Our plan post Santorini was to go to the small, and very quiet island of Folegandros. We had been drawn there since we first read about its beautiful main town, considered by some to be the most beautiful town in Greece. It is a three hour ferry ride from Santorini, en route to the island of Milos which we planned to visit next. Unfortunately the large ferries we have used so far do not service that route, so we were left with a choice between 2 small ferry companies. Choosing the 9am departure over the 7am, we refrained from booking our onward accommodation in Folegandros; even though the weather was sunny and calm, we had a lingering concern that the ferry may not sail, having already witnessed the non-departure of the small ferry we were booked on way back in Syros.
Adding fuel to our concern, on our last morning there we awoke to stormy skies and a gale force wind.

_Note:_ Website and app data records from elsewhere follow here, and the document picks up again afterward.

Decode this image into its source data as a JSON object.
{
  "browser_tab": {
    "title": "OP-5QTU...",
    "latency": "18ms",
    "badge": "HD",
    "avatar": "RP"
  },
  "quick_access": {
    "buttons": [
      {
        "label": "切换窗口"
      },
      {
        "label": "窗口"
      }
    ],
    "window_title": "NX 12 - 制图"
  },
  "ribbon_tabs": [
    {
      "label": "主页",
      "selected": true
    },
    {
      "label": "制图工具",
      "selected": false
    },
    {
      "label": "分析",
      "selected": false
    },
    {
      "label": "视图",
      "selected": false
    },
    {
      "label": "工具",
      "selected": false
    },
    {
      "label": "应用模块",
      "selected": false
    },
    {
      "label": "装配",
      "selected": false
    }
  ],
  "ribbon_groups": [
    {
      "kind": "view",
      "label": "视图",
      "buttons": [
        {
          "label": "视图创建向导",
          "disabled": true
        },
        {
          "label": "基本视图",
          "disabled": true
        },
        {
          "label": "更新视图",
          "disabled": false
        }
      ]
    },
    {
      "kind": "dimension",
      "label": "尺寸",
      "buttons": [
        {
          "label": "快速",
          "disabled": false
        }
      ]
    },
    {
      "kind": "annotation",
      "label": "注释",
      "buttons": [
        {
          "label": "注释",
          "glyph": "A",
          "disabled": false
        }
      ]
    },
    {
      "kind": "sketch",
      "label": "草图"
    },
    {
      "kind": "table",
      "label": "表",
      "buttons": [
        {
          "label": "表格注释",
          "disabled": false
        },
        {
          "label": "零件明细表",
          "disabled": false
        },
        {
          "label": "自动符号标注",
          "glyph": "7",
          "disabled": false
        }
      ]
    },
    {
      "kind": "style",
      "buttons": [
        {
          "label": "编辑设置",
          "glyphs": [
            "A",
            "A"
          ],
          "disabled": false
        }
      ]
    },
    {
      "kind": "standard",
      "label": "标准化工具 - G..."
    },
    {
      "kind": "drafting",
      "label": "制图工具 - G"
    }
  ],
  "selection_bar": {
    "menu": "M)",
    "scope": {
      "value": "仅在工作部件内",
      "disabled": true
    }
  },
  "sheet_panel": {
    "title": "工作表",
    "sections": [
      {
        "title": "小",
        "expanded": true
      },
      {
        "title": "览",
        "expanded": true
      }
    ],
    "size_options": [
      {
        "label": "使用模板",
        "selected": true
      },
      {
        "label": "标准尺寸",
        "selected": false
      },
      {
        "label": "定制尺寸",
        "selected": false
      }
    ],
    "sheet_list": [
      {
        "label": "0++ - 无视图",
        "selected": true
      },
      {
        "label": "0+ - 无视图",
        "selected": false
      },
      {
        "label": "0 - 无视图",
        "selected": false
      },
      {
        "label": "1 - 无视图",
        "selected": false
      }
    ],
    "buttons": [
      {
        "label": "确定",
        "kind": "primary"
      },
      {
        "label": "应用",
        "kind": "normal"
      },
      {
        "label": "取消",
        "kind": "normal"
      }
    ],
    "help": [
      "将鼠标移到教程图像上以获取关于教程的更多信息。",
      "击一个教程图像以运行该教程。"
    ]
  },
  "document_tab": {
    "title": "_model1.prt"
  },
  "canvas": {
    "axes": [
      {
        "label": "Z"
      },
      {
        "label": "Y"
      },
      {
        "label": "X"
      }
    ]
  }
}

Being dropped at the port half an hour early for our ferry, we took refuge from the wind in the Port Authority waiting room, and we seemed to be the only living souls at the port. Seeing how rough the sea was, we seriously doubted the ferry would turn up. We were also nervous about the ride ahead if it did turn up, half dreading it, and I wholly regretted the spinach and pickle pie I had for breakfast. Gradually a trickle of other travellers arrived (all Greek – the Chinese visit only Santorini) and we began to have confidence that the ferry would appear. Finally it came into view, heaving in the swell, and we watched as the port hands battled to secure it to the dock. Eventually secured, the door opened, and a couple of grateful passengers emerged, being helped over the heaving ramp and onto dry land. Next it was our turn to board, and we were passed one-by-one by the ferry crew up and over the wildly swinging ramp, and onto the only marginally less wildly-swinging ferry. We watched in horror as a heavily laden truck tried to reverse onboard, trying to cross a ramp that was constantly moving, crashing loudly into the dock, often with one side of the ramp three feet higher than the other. After many false starts, to the relief of all, he made it, and, show over, we handed over our tickets for inspection. At this point we were told that the ferry would be skipping its scheduled stop at Folegandros as that port is too exposed, and heading directly to Paros (where we had been a week previously).
Facing a long day sailing in those seas, back to our least favourite island so far, we jumped ship. We couldn’t believe it – our plan was in tatters. With so few ferries at this time of the year, we weren’t sure what our next move would be. But as we watched our little ferry depart to do battle with the swell, our first step was to turn and face yet again that monstrous hill.